  11. ^ Vorwort, Hujar, Peter 1934-1987 Fotogr. Sontag, Susan (1976). PORTRAITS IN LIFE AND DEATH. DA CAPO PR. OCLC 1074015771.
  12. ^ "The New York Times : Peter Hujar Dies at 53; Made Photo Portraits". November 28, 1987.
  13. ^ Carr, Cynthia (2012). Fire in the belly: the life and times of David Wojnarowicz (1st U.S. ed.). New York: Bloomsbury. p. 379. ISBN 978-1596915336.
  14. ^ "Peter Hujar". The Museum of Modern Art. Retrieved 2021-05-29.
  15. ^ Pitman, Joanna. "Peter Hujar's love for the lonely". The Times. ISSN 0140-0460. Retrieved 2021-05-29.
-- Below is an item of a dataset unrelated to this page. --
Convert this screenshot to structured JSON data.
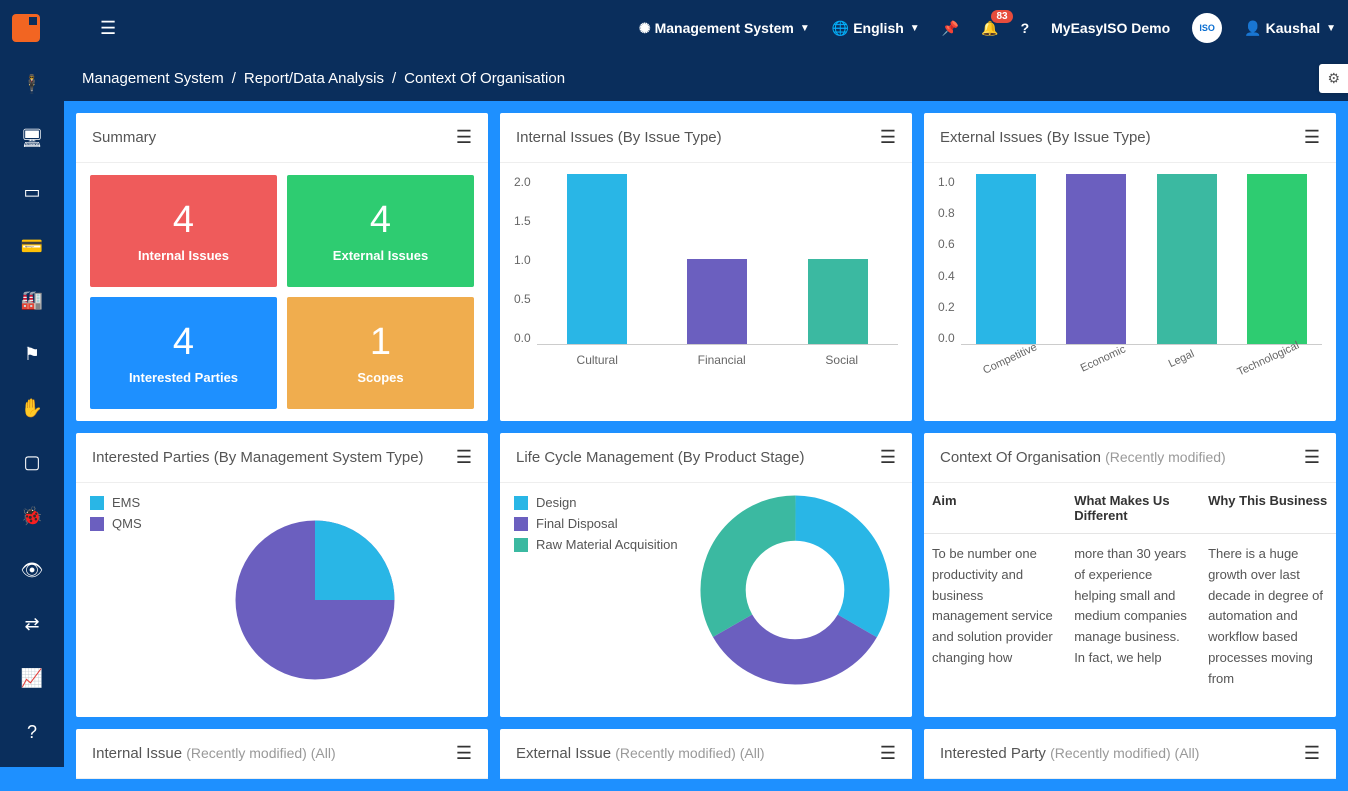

  16. ^ "Peter Hujar". Institute of Contemporary Arts. Retrieved 2021-05-29.
  17. ^ "Peter Hujar photography exhibition". Fundación MAPFRE. Retrieved 2021-05-29.
  18. ^ Haag, Fotomuseum Den (8 May 2017). "Peter Hujar". Retrieved 2021-05-29.
  19. ^ "Peter Hujar: Speed of Life". Retrieved 2021-05-29.
  20. ^ "Peter Hujar: Speed of Life". Wexner Center for the Arts. Retrieved 2021-05-29.
  21. ^ "Top 10 photography shows of 2019". The Guardian. 16 December 2019. Retrieved 2021-05-29.
  22. ^ Manning, Emily (25 January 2017). "inside the first major retrospective of peter hujar's evocative portraits". i-d. Retrieved 2021-05-29.
  23. ^ "Peter Hujar". The Art Institute of Chicago.
  24. ^ "CMOA Collection".
  25. ^ "Harvard Art Museums".
  26. ^ "Peter Hujar (American, 1934 - 1987) (Getty Museum)". The J. Paul Getty in Los Angeles.
  27. ^ "Peter Hujar: Speed of Life". The Morgan Library & Museum. January 11, 2017.
  28. ^ "Peter Hujar | MoMA". The Museum of Modern Art.
  29. ^ "Works – Peter Hujar – Artists/Makers – The Nelson-Atkins Museum of Art".
  30. ^ "Peter Hujar · SFMOMA".
  31. ^ "Peter Hujar".
  32. ^ "Peter Hujar 1934–1987". Tate. Retrieved 2021-05-30.
  33. ^ "Peter Hujar".
  34. ^ "Peter Hujar".
  35. ^ "Untitled | Yale University Art Gallery".

External links[edit]